Usually, we’re not in the habit of highlighting series that were released years ago, but Jordskott doesn’t appear to be your usual series. And besides, I have a feeling most of you reading this don’t exactly keep up to date with Swedish supernatural mystery series. That’s probably about to change though.
Originally released in its native Scandinavian country back in 2015, Jordskott (which translates to “earth shot”, describing an event where a large portion of ground is displaced by a natural phenomenon leaving a hole) follows police detective Eva Thörnblad (Moa Gammel), who returns to her hometown of Silverhöjd, seven years after her daughter Josephine disappeared beside a lake in the forest. Josephine’s body was never found and it was presumed that she had drowned. Upon Eva’s return, a boy is missing and Eva begins to look for similarities between this disappearance and that of her daughter. At the same time, she has to deal with the death and probate of her late father and his large timber felling and processing business, Thörnblad Mineral & Cellulosa.”
The show was ratings smash hit in Sweden as well in the UK and Canada where it aired shortly thereafter, and even won a number of awards. Now local audiences will finally get to see what the fuss was about as it’s been picked up for exclusive broadcast in South Africa by Showmax. As the local streaming service notes in its press release, the most binge-watched show on Netflix in SA last year was the Spanish-language drama Ingobernable, so clearly local audiences have a thing for foreign drama and are not afraid of subtitles.
They may learn to be afraid of other things though as Jordskott blends a central crime mystery with Nordic mythology for some dark supernatural storytelling as well. Netflix’s Dark, the service’s first German-language production, also combined noir with genre elements to great success, and this looks to follow suit.
Candice Fangueiro, Head of Content: Africa at Showmax, talks about why something like Jordskott would appeal to local audiences.
Despite having next to no violent crime compared to South Africa, the Nordic countries have consistently told some of the best crime stories of the last decade, from The Girl With The Dragon Tattoo (also on Showmax) to The Killing and The Bridge. We’re delighted to introduce South African streaming audiences to the genre and confident that local audiences will relate to the show’s themes of corporate greed, environmentalism and the question of how far you’re prepared to go to protect those you love.

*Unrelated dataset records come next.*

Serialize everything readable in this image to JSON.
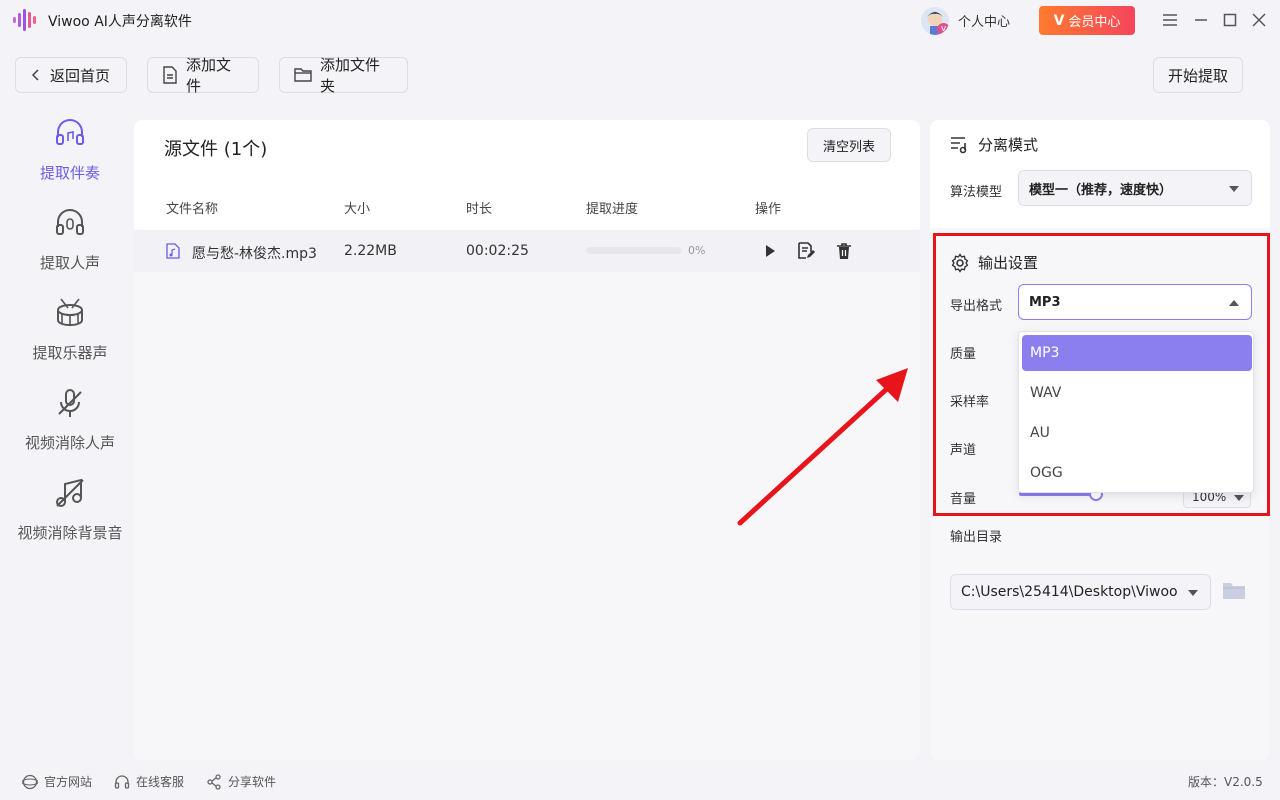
{
  "window": {
    "title": "Viwoo AI人声分离软件",
    "personal_center": "个人中心",
    "vip_center": "会员中心",
    "vip_mark": "V"
  },
  "toolbar": {
    "back": "返回首页",
    "add_file": "添加文件",
    "add_folder": "添加文件夹",
    "start": "开始提取"
  },
  "sidebar": {
    "items": [
      {
        "label": "提取伴奏",
        "icon": "headphones-music-icon",
        "active": true
      },
      {
        "label": "提取人声",
        "icon": "headset-mic-icon",
        "active": false
      },
      {
        "label": "提取乐器声",
        "icon": "drum-icon",
        "active": false
      },
      {
        "label": "视频消除人声",
        "icon": "mic-off-icon",
        "active": false
      },
      {
        "label": "视频消除背景音",
        "icon": "music-off-icon",
        "active": false
      }
    ]
  },
  "files": {
    "title": "源文件 (1个)",
    "clear_label": "清空列表",
    "columns": [
      "文件名称",
      "大小",
      "时长",
      "提取进度",
      "操作"
    ],
    "rows": [
      {
        "name": "愿与愁-林俊杰.mp3",
        "size": "2.22MB",
        "duration": "00:02:25",
        "progress_label": "0%",
        "progress": 0
      }
    ]
  },
  "separation": {
    "title": "分离模式",
    "model_label": "算法模型",
    "model_value": "模型一（推荐，速度快）"
  },
  "output": {
    "title": "输出设置",
    "format_label": "导出格式",
    "format_value": "MP3",
    "quality_label": "质量",
    "sample_rate_label": "采样率",
    "channel_label": "声道",
    "volume_label": "音量",
    "volume_value": "100%",
    "volume_level": 1.0,
    "dir_label": "输出目录",
    "dir_value": "C:\\Users\\25414\\Desktop\\Viwoo",
    "format_options": [
      "MP3",
      "WAV",
      "AU",
      "OGG"
    ],
    "selected_option": "MP3"
  },
  "footer": {
    "website": "官方网站",
    "support": "在线客服",
    "share": "分享软件",
    "version": "版本：V2.0.5"
  },
  "colors": {
    "accent": "#8b7ff0",
    "highlight_box": "#e8141b",
    "vip_gradient_start": "#ff7a2e",
    "vip_gradient_end": "#f5455c"
  }
}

Lead actress Moa Gammel has also spoken out about the appeal of Nordic cinema and TV series, noting that “Scandinavian dramas have this realness to them.”
They’re about everyday life and relationships and psychology. They’re not like ‘Who is the killer?’ but more like ‘Why is that person a killer?’ If you combine that type of storytelling with the crime fiction that’s somewhat larger than life – murderers and dead bodies and grim storylines – you get a new, fresh mix. That’s what appeals to an audience who maybe have seen glossier crime dramas about mobsters or whatever from the US.
She also continues to explain that Scandinavian dramas “rely on the idea that audiences will see the subtext for themselves” allowing them to solve the puzzles themselves instead of being shown. There’s also a much larger number of shows and movies led by strong, mature female characters than you would normally find in Hollywood.
They also feature complex characters over 30 who have something different to them. It feels like people are looking to the Scandinavian countries and seeing the female characters on our shows. It’s amazing that we can inspire them to see, ‘We can do a series with a female lead and people will watch it.’ They’ve maybe been afraid before, like ‘No-one’s going to watch a show or a movie with a female lead because they’re not interested in that’ but they are and we’ve shown that they are.
Well, I’m definitely going to be watching, as Jordskott is now streaming first and exclusively on Showmax in South Africa.
Last Updated: February 1, 2018